Our HistoryTimeline of events that opened our doors
Since before we even opened our doors, we have been seeking out new ways to reach and engage our clients. This means our programs are always expanding and always improving as we continually refine our approach.
2010: The Idea of a Sobering Center in Houston is Sparked
Leonard Kincaid, a program administrator with a background in counseling, and Mike Lee, then-lieutenant with the Houston Police Department, toured the Sobering Unit at the Restoration Center in San Antonio, which provided supervision for people who were publicly intoxicated and who otherwise would have gone to jail, saving police time and lowering court and jail costs. They were impressed by what they saw, and they returned to Houston with a plan.
2012: City Council Approves the Houston Recovery Center
Leonard and Mike presented their plan for a sobering center in Houston to the city council, finding champions in Mayor Annise Parker and Councilman Ed Gonzalez. Their efforts paid off when, in a near-unanimous vote, councilmembers approved their proposal and created the Houston Recovery Center. Houston was one step closer to relieving the strain of public intoxication on the criminal justice and public health systems.
2013: Houston Recovery Center Opens its Doors
What was once a nondescript warehouse owned by Star of Hope Mission reopened as the Houston Recovery Center, with Mayor Parker, Councilman Gonzalez, and Police Chief Charles McClelland joining the ribbon cutting ceremony. Initially available only for HPD Special Operations, the Houston Recovery Center opened its doors for all HPD officers within a few short months and later to all law enforcement agencies in Houston.
2014: Partners in Recovery Programs Begin Service for Clients with Severe Needs
The goal of the Houston Recovery Center is to fill the gaps in recovery services for people in need, and clients of the sobering center often face daunting needs: homelessness, mental health issues, criminal justice involvement, and frequent emergency room use, in addition to substance use. Partnering with the Houston Health Department allowed us to debut Partners in Recovery, a unique substance use recovery program combining peer support and clinical case management, personalized for our clients facing these obstacles. We also broadened the reach of the sobering center, accepting clients from other law enforcement agencies, other community sources, and walk-ins.
2015: Houston Recovery Center Reaches for Clients in Jail and Court

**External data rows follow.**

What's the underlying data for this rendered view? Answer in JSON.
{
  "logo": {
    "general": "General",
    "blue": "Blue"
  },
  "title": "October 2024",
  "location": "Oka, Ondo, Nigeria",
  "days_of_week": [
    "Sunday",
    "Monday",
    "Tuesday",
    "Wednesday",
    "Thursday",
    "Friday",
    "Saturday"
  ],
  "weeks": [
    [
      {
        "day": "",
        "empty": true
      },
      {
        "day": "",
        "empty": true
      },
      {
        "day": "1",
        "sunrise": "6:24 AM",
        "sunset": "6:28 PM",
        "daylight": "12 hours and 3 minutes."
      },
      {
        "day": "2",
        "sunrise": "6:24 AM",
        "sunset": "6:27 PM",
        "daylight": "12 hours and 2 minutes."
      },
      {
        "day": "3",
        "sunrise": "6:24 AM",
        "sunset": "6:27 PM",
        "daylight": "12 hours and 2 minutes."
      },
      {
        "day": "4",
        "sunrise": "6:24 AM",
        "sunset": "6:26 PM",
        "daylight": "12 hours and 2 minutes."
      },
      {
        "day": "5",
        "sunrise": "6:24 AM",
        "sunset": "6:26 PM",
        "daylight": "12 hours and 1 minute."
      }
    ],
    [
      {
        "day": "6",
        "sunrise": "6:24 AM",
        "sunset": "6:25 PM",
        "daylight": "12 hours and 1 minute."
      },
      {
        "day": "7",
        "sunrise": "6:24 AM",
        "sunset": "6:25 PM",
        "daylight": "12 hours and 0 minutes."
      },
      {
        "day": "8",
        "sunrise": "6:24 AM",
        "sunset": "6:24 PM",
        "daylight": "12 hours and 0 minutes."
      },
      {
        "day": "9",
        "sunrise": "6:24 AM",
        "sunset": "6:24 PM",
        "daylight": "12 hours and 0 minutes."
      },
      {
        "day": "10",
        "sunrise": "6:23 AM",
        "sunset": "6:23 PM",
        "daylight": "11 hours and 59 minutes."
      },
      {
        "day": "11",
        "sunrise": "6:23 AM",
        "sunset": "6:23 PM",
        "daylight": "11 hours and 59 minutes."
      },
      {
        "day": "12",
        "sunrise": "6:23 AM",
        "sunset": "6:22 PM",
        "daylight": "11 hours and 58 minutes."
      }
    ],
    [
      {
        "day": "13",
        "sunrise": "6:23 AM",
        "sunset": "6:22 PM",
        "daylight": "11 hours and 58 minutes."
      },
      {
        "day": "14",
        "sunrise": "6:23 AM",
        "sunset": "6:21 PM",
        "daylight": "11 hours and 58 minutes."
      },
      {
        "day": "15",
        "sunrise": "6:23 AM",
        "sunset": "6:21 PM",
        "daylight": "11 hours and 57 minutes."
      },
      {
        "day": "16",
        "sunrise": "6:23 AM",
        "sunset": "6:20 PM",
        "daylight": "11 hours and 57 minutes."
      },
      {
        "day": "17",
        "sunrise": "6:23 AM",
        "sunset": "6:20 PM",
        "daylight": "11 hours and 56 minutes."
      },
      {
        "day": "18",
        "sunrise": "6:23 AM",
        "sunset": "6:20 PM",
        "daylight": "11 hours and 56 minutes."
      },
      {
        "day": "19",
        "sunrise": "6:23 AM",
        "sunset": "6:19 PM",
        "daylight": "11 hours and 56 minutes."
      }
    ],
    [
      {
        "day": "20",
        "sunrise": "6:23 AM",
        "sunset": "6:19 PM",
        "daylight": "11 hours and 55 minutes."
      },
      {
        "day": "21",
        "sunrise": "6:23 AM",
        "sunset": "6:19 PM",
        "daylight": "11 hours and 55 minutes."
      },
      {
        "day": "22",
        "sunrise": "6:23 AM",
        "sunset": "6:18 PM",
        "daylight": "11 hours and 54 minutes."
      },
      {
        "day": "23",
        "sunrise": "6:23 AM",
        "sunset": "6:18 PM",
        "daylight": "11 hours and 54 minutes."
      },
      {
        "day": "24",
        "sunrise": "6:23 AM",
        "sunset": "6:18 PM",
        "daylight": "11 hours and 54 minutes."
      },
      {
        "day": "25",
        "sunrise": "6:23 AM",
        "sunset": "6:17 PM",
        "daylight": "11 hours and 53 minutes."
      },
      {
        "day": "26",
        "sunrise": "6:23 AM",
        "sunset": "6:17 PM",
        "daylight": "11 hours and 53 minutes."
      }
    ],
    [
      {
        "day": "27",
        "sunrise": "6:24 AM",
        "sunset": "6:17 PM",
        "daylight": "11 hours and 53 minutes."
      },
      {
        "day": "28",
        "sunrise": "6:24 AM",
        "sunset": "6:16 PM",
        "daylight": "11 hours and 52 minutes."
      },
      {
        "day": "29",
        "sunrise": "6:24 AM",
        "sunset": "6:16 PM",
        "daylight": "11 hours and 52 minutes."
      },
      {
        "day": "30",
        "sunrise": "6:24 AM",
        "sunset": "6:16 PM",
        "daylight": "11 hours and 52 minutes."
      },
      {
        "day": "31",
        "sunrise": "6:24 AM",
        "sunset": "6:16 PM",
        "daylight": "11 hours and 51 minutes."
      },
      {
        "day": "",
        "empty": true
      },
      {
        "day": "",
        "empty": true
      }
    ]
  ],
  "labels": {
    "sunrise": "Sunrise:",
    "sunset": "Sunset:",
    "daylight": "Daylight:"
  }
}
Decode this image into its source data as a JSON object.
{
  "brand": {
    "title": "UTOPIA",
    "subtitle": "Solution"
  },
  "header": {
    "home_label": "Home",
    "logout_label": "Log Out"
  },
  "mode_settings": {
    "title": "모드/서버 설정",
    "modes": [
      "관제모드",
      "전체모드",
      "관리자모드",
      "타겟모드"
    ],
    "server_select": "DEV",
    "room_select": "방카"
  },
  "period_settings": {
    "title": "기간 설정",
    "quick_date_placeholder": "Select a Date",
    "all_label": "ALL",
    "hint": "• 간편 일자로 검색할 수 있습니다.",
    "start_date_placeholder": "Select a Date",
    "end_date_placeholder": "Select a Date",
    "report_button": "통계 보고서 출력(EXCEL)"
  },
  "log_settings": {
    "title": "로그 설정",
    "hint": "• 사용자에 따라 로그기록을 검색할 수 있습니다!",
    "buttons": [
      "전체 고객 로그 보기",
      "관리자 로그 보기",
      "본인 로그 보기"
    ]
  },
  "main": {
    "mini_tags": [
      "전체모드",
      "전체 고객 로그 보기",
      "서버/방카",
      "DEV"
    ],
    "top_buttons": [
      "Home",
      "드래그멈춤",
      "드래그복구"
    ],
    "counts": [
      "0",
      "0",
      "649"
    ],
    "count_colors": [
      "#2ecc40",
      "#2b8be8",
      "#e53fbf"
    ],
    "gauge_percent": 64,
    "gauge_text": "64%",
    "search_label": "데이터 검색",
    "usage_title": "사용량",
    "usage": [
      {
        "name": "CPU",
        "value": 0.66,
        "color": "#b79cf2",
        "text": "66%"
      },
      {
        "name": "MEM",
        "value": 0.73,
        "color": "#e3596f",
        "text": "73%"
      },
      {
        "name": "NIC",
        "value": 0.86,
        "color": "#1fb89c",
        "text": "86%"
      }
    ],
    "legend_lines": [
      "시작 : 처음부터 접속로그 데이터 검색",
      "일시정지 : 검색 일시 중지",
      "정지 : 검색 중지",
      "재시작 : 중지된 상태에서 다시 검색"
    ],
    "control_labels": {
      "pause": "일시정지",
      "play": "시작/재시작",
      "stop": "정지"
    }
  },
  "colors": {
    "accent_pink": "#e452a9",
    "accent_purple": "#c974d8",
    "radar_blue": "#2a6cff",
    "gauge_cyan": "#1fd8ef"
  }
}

Partners in Recovery saw its first major expansion: a criminal justice in-reach program with a Houston Recovery Center case manager stationed inside Houston’s jail and courtrooms to screen and refer potential Partners in Recovery clients, giving some of the most vulnerable people with substance use issues immediate seamless access to recovery resources when they reenter society.
2016: Mass Overdose Sparks On-the-Street Interventions
A mass overdose of 16 people in Hermann Park due to a synthetic drug known as Kush spurred the creation of the Public Intoxication Transport team, a collaboration between the Mayor of Houston, the Houston Recovery Center, and the Downtown, Midtown, and Near Northside Management Districts. The team pairs emergency medical technicians with peer recovery specialists to deliver rapid-response on-the-street screening and triage of people who are publicly intoxicated in high-risk neighborhoods. We also expanded Partners in Recovery, devoting a peer recovery specialist to pre-recovery engagement, building relationships and recovery readiness by providing health care, housing, and other assistance to clients who frequently use the sobering center and who are not yet ready for recovery.
2017: Reintegration Court Offers Peer Recovery Support to Defendants
In partnership with the Harris County Courts, we expanded our criminal justice in-reach program into the newly established Reintegration Court, with a team of peer recovery specialists working directly with the court to provide recovery coaching for defendants with low-level substance-related offenses.
Houston Recovery Center Co-Founders Executive Director Leonard Kincaid (right) and Major Mike Lee of Harris County Sheriff’s Office (left)
Ribbon-Cutting Ceremony with Mayor Annise Parker and Mayor Pro-Tem Ed Gonzalez